CFPA Submits Comments Opposing Federal Proposal to Shrink Poverty Threshold


The OMB proposes to update the Census Bureau’s poverty thresholds using a slower-rising measure of inflation than the current Consumer Price Index for All Urban Consumers (CPI-U). If enacted, the change would lower the poverty line with the effect worsening over time.

The Trump Administration's plan would lead to tens of thousands of low-income Californians losing eligibility for, or receiving fewer benefits from, Medi-Cal, CalFresh, school meals, WIC, the Child and Adult Care Food Program, and other programs that help them meet basic needs.

Read CFPA's public comments PDF.

CFPA objects to this proposal for a number of important reasons. First, the current Official Poverty Measure (OPM), does not reflect the true level of need in many California communities – and neither do program eligibility criteria based on that measure. Any changes made to the OPM should comprehensively address its inaccuracy and not exacerbate the flaws.

Below is a comparison of the maximum allowable income (before deductions) for CalFresh, income limits for school meal programs, and the living wage deemed necessary to meet the basic needs of a family of four in California.

Though the living wage for basic needs varies by California county, in all cases that wage exceeds the highest allowable income for public nutrition programs such as CalFresh and free or reduced-price school meals. Families who fall into the gap between a living wage and program eligibility struggle to meet their most basic needs – and must do so without having access to the very nutrition assistance programs that are intended to prevent hunger and poor nutrition.

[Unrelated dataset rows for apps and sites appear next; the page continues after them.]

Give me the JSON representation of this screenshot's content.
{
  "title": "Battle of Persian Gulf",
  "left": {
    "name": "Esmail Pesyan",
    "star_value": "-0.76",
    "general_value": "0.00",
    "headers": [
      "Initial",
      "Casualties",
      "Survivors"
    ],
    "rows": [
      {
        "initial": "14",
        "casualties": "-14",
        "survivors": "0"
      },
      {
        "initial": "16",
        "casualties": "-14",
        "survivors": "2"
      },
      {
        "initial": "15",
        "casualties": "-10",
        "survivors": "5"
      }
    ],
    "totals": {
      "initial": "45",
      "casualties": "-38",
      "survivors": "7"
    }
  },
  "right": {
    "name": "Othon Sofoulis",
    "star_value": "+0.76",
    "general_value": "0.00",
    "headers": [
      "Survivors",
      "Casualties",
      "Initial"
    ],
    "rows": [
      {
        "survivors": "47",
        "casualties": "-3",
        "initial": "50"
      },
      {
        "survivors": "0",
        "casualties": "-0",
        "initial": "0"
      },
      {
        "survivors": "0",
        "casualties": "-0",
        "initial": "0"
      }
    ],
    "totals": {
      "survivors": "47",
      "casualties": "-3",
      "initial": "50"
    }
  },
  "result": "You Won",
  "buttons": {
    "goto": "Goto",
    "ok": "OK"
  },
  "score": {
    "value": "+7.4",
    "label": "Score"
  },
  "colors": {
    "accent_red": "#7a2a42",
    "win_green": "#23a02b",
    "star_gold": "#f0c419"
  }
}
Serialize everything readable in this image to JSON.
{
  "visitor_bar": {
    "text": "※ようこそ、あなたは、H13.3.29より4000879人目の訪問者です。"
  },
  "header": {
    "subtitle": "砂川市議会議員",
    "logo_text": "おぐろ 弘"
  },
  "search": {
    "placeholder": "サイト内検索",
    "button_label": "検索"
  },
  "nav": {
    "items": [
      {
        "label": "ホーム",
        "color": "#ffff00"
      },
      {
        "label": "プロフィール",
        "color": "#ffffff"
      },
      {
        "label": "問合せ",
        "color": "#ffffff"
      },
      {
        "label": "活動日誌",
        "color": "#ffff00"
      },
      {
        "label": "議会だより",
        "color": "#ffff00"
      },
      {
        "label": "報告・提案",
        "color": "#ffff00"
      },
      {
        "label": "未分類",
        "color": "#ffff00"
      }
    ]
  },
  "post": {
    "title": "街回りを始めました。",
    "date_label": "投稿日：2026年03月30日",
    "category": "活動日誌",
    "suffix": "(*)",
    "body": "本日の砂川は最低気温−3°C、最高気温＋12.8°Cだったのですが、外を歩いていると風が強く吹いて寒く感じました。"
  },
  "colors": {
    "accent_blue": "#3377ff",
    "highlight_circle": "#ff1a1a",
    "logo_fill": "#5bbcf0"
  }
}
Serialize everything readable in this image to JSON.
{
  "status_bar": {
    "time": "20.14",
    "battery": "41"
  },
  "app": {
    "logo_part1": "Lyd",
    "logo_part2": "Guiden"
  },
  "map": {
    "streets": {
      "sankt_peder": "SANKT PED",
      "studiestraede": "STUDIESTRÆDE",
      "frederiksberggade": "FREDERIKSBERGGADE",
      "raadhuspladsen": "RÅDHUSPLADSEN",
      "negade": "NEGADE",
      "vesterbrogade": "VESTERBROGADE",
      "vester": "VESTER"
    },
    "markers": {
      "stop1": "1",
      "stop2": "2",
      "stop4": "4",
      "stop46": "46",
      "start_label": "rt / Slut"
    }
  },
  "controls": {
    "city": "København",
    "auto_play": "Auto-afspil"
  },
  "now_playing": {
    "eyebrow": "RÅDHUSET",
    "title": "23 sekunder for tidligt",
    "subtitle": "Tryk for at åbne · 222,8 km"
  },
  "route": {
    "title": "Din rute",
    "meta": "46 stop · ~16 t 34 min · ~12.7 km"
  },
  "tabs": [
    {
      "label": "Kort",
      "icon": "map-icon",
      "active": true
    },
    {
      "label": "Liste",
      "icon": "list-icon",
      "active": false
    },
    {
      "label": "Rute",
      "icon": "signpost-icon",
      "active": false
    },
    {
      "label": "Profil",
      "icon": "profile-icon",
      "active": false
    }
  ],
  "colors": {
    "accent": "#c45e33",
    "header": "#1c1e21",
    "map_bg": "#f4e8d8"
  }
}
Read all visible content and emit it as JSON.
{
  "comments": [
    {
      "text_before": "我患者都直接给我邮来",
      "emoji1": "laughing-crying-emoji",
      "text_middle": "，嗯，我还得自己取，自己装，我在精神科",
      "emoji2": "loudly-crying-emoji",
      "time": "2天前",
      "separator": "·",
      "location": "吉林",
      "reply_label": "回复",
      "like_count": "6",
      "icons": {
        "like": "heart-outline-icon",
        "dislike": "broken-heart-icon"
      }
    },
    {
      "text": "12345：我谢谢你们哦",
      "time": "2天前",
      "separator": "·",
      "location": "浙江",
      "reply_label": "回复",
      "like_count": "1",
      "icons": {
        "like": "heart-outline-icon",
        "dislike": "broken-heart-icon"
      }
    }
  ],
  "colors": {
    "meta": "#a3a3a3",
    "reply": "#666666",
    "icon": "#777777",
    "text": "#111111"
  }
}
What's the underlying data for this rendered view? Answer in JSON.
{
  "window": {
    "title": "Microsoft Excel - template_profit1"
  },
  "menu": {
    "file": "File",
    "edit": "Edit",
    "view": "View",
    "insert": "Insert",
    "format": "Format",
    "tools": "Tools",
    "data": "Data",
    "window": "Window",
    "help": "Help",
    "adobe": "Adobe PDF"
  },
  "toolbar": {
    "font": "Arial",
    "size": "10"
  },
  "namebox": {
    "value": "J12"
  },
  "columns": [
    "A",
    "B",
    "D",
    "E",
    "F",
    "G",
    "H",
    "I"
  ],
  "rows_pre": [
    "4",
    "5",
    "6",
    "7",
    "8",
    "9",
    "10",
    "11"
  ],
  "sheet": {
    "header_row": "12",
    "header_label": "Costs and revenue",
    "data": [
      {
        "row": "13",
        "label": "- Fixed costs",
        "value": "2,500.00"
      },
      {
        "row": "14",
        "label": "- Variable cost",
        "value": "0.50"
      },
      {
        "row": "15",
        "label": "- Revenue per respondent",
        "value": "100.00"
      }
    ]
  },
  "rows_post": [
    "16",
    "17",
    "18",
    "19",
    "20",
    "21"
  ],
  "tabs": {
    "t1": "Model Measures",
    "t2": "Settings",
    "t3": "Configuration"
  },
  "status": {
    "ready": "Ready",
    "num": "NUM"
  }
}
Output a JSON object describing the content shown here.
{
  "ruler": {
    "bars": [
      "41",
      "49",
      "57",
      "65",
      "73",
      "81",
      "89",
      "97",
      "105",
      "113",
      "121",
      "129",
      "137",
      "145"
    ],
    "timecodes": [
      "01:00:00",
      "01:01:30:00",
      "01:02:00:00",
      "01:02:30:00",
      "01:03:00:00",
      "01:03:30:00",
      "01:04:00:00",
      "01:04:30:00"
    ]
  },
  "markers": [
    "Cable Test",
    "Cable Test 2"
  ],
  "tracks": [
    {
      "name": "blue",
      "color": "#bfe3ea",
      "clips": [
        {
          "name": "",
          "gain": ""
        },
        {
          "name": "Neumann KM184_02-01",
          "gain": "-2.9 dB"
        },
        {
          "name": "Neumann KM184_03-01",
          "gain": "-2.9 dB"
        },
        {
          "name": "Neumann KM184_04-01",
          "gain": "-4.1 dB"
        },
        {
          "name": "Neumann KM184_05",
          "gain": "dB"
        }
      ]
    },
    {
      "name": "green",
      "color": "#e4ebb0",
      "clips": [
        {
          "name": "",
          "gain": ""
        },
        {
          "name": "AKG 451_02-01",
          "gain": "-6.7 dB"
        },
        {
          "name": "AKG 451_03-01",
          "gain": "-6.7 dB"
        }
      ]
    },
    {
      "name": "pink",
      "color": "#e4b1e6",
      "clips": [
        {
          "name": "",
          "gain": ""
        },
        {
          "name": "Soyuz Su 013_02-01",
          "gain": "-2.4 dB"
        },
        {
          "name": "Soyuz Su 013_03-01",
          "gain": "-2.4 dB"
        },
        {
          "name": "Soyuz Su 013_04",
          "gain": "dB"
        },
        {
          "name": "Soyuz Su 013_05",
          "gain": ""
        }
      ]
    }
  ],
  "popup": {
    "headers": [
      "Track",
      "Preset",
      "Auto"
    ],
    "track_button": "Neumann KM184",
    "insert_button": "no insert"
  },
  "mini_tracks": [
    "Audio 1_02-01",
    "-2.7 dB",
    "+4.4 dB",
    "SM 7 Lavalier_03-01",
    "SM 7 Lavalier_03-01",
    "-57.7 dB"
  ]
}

Second, the OMB proposes to use a slower-rising measure of inflation than the current method, which is likely to be a less accurate way to measure inflation for low-income households. Research shows that the cost of good and services that make up the bulk of spending by low-income households (e.g. housing) is already rising faster than the CPI-U (the measure of inflation currently used to calculate the poverty thresholds). Research also shows that low-income households experience inflation at a higher rate of growth than other households. Incorporating a slow-growing measure of inflation into the federal poverty threshold runs counter to this evidence.

Finally, OMB has not sought out or provided the necessary evidence to justify the proposed changes. CFPA and our partners strongly believe that the administration must conduct extensive research, carry out rigorous analysis, and meaningfully solicit stakeholder input before making any changes to the federal poverty threshold that would affect the calculation of the federal poverty guidelines.

OMB’s proposal to change the inflation measure used in the estimation of the federal poverty threshold is unfounded and misguided.

Questions? Contact: Tia Shimada at 510.433.1122 ext 109